The idea of local nobodies creating Web videos that rock the world is threatening to TV news departments, but grassroots journalism could help stations survive in a multimedia world, experts argue.
TV stations searching for a way to capitalize on their localism in a changing, multimedia world may well find the key in citizen journalism, according to a panel of experts at the RTNDA News & Technology Summit track at NAB New York.
Stations need to move quickly, however, the panelists said, and they need to overcome the inertia created by traditional TV news staffers who feel threatened by the trend, and by management that isn’t yet aware of how quickly Internet video is transforming journalism.
Citizen journalism is already alive and well at Pappas Telecasting, where the group’s eight stations operate Community Correspondent sections on their Web sites. People can upload photos, stories and video right to the sites, which are monitored by associate producers who screen the videos to make sure they are not objectionable. So far, the APs, have rejected very little of the content, said Desiree Hill, vice president of news development at Pappas, and when they reject a story, they call the citizen journalist and explain why.
Pappas stations promote the Community Correspondent sites by featuring a video or photo each day on their evening newscasts. Often, this adds up to a shot of a child in a Halloween costume, but about once a week, stations will get a shot of a local fire or other event that the station hadn’t covered itself.
NBC O&Os have begun working with MotionBox, a Web technology that allows people to quickly upload videos via a station’s Web site. Once loaded, the citizen journalist gets an e-mail telling them they can see their video right away at MotionBox.com. Another e-mail comes later, once NBC station producers have screened the video, letting the submitter know if it has been accepted and will be displayed on the NBC O&O site.

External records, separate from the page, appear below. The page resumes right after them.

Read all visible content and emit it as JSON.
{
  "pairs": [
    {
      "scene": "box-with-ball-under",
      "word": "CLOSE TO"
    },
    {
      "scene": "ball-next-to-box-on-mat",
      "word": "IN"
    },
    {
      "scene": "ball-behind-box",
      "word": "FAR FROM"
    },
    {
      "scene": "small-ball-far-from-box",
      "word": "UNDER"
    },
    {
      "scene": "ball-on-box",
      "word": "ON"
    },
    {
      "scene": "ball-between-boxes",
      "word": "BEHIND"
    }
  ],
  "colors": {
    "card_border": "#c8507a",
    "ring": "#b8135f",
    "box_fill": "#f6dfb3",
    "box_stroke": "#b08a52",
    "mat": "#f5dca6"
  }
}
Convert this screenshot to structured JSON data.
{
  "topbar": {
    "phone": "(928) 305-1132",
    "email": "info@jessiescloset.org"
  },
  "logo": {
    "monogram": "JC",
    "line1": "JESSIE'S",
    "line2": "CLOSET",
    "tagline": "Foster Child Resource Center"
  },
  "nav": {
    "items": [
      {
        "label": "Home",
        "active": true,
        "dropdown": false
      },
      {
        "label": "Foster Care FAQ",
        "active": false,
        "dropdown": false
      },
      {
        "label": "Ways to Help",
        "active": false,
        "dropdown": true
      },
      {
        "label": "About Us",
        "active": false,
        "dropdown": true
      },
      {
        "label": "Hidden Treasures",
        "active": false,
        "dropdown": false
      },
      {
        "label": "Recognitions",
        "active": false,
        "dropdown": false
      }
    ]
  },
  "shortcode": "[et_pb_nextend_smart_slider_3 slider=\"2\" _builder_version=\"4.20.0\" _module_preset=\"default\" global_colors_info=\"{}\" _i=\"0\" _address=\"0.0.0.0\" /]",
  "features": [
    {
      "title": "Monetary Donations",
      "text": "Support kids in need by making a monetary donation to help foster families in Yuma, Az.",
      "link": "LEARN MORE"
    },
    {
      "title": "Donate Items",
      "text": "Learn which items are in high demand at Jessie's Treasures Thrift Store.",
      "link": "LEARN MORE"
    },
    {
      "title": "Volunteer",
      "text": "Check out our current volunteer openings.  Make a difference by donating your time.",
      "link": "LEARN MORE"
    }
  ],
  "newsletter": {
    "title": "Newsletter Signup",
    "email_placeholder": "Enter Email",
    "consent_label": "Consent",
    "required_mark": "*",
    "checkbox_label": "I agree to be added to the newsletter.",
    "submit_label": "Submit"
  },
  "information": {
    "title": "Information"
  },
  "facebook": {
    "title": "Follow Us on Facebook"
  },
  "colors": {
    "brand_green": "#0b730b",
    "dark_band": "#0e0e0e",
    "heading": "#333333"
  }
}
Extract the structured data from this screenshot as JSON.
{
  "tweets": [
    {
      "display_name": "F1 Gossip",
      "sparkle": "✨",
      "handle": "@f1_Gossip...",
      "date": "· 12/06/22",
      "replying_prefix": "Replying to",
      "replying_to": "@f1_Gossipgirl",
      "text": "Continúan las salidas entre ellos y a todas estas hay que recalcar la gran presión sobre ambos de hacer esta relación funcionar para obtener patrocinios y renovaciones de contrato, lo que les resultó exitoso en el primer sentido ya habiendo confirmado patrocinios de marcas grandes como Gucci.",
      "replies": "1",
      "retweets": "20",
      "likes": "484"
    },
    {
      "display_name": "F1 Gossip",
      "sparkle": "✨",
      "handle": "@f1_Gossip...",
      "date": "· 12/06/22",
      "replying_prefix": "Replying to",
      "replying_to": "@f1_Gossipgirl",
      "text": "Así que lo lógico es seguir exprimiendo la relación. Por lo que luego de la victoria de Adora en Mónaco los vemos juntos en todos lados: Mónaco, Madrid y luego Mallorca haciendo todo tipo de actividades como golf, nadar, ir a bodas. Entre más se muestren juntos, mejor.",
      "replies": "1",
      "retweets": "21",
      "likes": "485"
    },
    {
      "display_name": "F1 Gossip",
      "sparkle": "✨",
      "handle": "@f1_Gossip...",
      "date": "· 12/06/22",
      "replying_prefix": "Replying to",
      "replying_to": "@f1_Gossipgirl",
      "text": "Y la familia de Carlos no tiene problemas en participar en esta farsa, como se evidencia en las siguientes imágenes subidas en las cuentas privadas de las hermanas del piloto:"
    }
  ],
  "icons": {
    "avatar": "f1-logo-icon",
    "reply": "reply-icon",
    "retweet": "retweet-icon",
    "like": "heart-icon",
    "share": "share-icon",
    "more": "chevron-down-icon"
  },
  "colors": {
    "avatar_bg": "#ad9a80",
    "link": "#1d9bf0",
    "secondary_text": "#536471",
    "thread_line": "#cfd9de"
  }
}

MotionBox’s technology allows Web users to use a scroll bar to scan quickly through a video to find the part they want, then cut and paste it into an e-mail that they can share. “People don’t want to edit, so the vast majority of video going around the Internet is raw and un-produced,” said Douglas Warshaw, chief marketing officer and co-founder of MotionBox. “You want it, but you want it in a way that won’t frag your brand.” The MotionBox technology doesn’t actually edit the video, however, so even if a submitter cuts out pieces to send to friends, station producers still have the entire clip to work with, should they want to use it.
Jeff Jarvis, a blogger and founder of BuzzMachine.com, singled out Young Broadcasting’s KRON San Francisco as local TV’s leader in exploiting the new world of citizen journalism. Station executives invited local bloggers to sit down in a studio and talk about their business and then created an area on the station’s Web site that aggregated content from the local bloggers. Next, it invited the bloggers back to the station to train them in shooting video, with the aim of adding video to the bloggers’ section on KRON.com. The station also sells advertising in the bloggers section of the site.
The question facing stations is how to use citizen journalism to become more local than the local newspaper, Jarvis said. “It’s all about building a relationship of respect among people who can help you survive,” he said.
One news director in the audience expressed the frustration he and his peers feel when trying to embrace new trends like citizen journalism: “I have a sweep coming, I don’t have a budget for this kind of stuff, my boss doesn’t understand the Internet and our sales guys aren’t making a nickel from all this stuff. What do I tell them?”
Jarvis had a quick, stinging reply: “Stop doing fake standups at 6 o’clock with nothing going on behind the reporter,” he said. “TV stations are spending money on things that are a ruse.”
Pappas’ Hill added that stations have a limited time when they can establish themselves as local leaders on the Web. Pointing to a recent survey that found that 68% of people get their news locally, she suggested: “We have to leverage what we have while the specialness of local TV news is still there. If you are in broadcasting, the time is now, because those numbers could get smaller over time.”
Moderator Merrill Brown, who is editorial director of News 21, MMB Media of New York, added that research has found that the local broadcaster has a more intimate, personal relationship with viewers than newspapers do. “That’s why this conversation is so important,” he said. “People are engaged with local TV talent and news in ways that they are not still with local newspapers.”
The best way to monitor citizen-submitted videos and stories may be to create a pool of trusted submitters, the way Pappas stations have, suggested Robert Cox, president of the Media Bloggers Association, although panelists conceded that that solution may not work as well for large-market stations, which are bound to be inundated with much more material than smaller ones. The job of monitoring content will likely fall on some of the people who are now shooting video for stations, they said. “That same reporter or producer who would shoot video for an hour to cover a story can now go through all the video submitted by citizen journalists and pick what he wants,” Cox said.
Warshaw said that the task of providing news is changing as media proliferate. “The narrative is dead,” he said. “I even read magazines differently than I once did, because it’s all about getting information. For news groups, it’s going to be about managing that information flow and being more selective about where you offer narrative and where you simply provide information.”
Jarvis agreed: “You have to redefine journalism more broadly,” he said. “There is a lot of crap and wasted effort. What we need to do now is boil down to our real values and invest in that.”
Web site Lost Remote.com has a transcript of the session here.